  1. Osmosis Coursework. Investigation Of The Effect of Different Concentrations of Sucrose Solution on Potato ...

    The cell will have decreased in volume and mass because of the decrease in water. If the potato tissue is placed in a solution with the same water concentration of that inside the cell, water will move out of the cell at the same rate as it enters the cell.

  2. Osmosis Investigation

    When analyzing the results, I noticed that there is an obvious pattern that falls into my predictions. I have noticed that when the potato tubors were placed in a concentrated sucrose solution, they decreased in mass and length. In fact, when the sucrose solution was more concentrated, the decrease in mass and length was greater.

  1. Osmosis investigation

    At the 0.4 Molar solution, there was 12ml3 of sucrose solution and 18ml3 of water so there was a dramatically smaller mass increase, only 1.04%, this shows that equilibrium was nearly reached, or an isotonic. This makes sense, as there is only a 6ml3 difference between the two solutions the

  2. Determination of molarity of cell sap in potato tubers.

    Once again it is important that the substance that is added to the water is soluble in water. Osmosis is also used industrially, mainly in the process of agriculture.
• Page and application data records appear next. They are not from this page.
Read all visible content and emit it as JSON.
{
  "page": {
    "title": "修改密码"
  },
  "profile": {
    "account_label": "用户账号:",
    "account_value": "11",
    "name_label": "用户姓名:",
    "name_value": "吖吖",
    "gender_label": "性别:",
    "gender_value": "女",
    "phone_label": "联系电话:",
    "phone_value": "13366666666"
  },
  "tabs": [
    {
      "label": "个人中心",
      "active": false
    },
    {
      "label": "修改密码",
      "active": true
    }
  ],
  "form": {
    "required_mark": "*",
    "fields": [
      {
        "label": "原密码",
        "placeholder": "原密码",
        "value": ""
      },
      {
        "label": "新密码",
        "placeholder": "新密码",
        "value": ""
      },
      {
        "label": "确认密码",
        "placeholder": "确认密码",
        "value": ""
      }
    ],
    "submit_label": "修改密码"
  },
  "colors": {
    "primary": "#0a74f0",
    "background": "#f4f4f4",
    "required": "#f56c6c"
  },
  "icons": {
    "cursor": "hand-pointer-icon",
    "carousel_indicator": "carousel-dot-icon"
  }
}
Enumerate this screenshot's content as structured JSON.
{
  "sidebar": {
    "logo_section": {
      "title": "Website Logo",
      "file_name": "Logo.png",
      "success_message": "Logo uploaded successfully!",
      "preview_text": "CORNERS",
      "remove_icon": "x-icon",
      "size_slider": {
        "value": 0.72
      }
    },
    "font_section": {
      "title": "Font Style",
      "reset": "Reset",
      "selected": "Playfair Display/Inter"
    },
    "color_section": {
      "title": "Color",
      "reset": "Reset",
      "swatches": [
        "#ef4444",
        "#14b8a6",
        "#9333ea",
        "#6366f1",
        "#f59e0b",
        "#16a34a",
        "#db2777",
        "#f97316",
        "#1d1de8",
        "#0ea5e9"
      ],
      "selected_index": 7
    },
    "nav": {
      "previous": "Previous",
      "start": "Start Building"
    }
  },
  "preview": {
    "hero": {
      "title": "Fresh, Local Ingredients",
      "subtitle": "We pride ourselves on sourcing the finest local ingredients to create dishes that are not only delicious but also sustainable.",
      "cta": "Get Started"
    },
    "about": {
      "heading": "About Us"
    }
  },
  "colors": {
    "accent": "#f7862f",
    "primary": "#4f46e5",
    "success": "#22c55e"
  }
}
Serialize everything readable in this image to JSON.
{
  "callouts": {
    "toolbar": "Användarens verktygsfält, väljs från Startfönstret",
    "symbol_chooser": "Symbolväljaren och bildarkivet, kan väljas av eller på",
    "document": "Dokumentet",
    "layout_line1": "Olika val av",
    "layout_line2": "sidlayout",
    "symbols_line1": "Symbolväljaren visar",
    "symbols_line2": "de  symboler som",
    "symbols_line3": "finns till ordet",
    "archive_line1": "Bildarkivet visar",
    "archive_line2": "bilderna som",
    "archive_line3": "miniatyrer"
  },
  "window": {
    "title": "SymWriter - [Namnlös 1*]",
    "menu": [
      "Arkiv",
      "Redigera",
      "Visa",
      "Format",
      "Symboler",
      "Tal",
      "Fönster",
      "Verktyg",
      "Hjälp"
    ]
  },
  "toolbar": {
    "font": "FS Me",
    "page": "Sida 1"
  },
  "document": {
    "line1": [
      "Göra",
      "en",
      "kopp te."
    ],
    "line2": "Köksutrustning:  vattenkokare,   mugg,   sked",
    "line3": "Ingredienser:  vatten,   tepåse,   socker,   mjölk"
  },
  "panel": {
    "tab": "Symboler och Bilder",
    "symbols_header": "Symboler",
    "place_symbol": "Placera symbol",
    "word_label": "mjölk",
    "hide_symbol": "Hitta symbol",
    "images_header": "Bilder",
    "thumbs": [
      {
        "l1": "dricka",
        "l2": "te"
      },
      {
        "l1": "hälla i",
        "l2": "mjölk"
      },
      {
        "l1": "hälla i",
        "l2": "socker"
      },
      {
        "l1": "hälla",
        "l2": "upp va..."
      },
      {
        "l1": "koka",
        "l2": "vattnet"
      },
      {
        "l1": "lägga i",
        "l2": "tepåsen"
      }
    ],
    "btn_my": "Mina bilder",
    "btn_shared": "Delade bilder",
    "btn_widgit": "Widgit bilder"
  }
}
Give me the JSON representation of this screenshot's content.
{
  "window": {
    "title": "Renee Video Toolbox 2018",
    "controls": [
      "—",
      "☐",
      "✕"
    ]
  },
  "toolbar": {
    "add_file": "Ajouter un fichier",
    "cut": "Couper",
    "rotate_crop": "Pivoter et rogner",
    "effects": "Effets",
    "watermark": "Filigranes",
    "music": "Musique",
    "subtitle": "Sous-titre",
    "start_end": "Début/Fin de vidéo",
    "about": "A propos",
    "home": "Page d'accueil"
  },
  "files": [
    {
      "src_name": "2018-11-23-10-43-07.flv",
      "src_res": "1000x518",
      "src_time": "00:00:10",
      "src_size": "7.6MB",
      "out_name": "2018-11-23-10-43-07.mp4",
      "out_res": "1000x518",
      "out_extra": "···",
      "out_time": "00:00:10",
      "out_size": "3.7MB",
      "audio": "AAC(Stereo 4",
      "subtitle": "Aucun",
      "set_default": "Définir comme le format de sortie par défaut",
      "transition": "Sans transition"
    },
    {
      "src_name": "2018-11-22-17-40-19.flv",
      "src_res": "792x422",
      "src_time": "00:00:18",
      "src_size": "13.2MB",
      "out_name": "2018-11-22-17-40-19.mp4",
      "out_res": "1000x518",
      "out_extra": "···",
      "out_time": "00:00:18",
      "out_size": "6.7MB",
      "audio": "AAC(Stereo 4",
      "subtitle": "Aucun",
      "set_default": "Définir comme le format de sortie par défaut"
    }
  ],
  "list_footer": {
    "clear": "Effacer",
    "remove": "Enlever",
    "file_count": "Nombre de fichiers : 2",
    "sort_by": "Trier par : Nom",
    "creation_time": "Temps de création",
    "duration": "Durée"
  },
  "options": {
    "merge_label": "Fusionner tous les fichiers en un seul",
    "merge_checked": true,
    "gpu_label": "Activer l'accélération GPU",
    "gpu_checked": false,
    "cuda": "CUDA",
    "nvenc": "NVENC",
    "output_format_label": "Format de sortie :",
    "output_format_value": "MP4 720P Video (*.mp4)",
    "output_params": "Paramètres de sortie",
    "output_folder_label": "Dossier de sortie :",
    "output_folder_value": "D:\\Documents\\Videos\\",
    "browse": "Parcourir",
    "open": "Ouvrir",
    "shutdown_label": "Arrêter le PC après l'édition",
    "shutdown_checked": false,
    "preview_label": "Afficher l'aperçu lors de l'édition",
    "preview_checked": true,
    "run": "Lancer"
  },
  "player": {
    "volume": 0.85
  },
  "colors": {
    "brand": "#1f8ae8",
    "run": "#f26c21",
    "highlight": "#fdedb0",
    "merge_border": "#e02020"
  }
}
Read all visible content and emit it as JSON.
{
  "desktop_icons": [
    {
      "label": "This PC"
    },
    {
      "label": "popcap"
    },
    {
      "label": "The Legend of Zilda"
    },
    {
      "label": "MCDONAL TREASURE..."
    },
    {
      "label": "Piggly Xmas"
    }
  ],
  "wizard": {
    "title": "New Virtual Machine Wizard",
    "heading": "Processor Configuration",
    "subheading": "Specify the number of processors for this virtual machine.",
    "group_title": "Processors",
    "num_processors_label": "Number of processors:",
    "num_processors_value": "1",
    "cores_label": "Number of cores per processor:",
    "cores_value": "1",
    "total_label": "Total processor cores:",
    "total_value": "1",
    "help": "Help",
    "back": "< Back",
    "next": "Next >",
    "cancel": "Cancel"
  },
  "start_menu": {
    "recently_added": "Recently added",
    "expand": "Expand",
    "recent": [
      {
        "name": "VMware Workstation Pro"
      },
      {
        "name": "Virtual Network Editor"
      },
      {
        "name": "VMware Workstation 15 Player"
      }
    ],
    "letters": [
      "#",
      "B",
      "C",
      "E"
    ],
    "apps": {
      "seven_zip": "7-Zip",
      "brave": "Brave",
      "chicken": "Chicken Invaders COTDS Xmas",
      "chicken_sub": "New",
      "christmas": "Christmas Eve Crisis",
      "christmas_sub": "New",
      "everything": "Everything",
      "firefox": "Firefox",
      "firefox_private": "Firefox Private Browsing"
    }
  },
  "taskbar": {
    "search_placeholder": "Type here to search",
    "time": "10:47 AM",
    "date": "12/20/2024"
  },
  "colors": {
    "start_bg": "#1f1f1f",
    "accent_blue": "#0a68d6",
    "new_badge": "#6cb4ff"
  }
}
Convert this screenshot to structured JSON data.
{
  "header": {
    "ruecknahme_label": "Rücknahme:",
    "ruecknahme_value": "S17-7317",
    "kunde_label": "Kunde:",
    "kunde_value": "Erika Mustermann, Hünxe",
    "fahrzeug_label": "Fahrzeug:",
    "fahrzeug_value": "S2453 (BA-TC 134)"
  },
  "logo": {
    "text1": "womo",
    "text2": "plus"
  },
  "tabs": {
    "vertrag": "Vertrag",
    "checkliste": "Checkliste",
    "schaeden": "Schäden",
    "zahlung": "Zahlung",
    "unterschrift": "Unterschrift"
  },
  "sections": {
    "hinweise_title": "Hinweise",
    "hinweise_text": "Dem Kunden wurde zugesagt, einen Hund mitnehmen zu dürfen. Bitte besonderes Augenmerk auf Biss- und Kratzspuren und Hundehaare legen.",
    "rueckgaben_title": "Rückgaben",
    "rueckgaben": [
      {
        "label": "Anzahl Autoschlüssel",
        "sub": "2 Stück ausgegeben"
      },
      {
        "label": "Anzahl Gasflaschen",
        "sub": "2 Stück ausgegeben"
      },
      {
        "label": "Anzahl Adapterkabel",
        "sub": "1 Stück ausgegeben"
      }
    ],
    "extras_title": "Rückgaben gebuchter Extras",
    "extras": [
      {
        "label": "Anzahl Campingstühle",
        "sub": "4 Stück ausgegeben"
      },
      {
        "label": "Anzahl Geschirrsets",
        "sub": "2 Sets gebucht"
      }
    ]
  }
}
Sometimes in industry, quite different from agriculture, osmosis may also be used.

  1. The endeavour of this investigation is to ascertain if there is any effect of ...

    The trends were as expected from the background knowledge and were similar to the secondary source tables results in the Appendix Advantages: - The main advantage was that the experiment showed a very brief result of what is expected when varying the sucrose concentration - The experiment proved to a

  2. An Investigation To Demonstrate The Affect Of Different Sucrose Concentration On Osmosis In Plant ...

    As the potato cells took in or gave out the water depending on the concentration of the tissue and the concentration of the solution it is surrounded by. Variables Independent Variable Controlled Variables Solution concentration Surface area Solution volume Duration of experiment Temperature Weighing scales During my experiment I am

  • Over 160,000 pieces
    of student written work
  • Annotated by
    experienced teachers
  • Ideas and feedback to
    improve your own work